**Activity**
In the entries below, how many lines contain the word "icon"? State the number and nothing more.

**Records supplied**
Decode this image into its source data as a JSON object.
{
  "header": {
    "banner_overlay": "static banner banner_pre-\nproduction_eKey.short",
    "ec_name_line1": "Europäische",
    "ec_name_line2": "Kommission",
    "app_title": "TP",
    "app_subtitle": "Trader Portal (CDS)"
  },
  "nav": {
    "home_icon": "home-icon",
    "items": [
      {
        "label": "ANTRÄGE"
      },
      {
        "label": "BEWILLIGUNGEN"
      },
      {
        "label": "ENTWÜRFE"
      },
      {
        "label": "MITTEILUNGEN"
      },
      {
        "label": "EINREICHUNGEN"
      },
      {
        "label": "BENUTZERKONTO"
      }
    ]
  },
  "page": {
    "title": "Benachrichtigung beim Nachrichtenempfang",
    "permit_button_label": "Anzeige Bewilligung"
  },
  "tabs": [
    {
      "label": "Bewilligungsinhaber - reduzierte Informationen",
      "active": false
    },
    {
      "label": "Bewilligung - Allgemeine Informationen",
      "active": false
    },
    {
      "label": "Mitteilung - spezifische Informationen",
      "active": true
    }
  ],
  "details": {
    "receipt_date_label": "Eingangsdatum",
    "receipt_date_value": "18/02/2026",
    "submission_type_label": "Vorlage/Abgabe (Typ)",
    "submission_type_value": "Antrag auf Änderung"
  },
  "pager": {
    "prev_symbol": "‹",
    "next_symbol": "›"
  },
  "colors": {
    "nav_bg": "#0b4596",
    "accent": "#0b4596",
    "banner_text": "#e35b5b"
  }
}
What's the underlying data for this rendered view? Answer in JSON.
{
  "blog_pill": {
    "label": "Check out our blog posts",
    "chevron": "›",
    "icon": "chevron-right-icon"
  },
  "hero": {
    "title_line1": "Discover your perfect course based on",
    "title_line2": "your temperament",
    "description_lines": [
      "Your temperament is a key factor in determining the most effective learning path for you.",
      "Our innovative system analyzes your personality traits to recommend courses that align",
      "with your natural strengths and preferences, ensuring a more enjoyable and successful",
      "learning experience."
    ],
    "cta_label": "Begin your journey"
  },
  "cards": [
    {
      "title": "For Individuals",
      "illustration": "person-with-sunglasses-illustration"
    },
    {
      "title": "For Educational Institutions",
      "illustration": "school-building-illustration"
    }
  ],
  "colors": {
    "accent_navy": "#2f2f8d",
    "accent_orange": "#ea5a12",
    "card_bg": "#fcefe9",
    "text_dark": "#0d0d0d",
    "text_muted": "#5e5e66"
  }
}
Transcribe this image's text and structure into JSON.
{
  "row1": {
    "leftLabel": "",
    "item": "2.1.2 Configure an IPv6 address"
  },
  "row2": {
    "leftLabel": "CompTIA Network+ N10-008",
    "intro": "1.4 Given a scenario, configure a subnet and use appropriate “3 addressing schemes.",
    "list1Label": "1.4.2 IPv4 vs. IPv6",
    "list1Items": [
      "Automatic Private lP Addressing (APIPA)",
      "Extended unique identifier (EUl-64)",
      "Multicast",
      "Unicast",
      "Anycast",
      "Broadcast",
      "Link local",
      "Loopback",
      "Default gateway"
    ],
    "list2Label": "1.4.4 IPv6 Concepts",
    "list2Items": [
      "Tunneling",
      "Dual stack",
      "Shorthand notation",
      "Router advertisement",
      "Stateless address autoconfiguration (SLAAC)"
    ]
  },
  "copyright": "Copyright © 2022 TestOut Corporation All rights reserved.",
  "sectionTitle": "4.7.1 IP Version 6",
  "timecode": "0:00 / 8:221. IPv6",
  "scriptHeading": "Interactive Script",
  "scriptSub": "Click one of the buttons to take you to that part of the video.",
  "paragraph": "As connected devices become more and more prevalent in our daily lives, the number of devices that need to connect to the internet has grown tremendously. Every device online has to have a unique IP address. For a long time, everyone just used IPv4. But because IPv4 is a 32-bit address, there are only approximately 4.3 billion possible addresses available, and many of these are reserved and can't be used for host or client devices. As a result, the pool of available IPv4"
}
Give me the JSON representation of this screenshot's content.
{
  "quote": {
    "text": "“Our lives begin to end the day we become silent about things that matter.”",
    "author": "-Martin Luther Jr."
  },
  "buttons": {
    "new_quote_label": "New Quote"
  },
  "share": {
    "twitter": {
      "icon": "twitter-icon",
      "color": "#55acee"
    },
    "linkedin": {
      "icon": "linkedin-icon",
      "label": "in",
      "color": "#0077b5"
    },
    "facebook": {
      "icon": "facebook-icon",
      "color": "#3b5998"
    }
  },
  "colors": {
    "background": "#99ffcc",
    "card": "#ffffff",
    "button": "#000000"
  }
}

**Reply**
5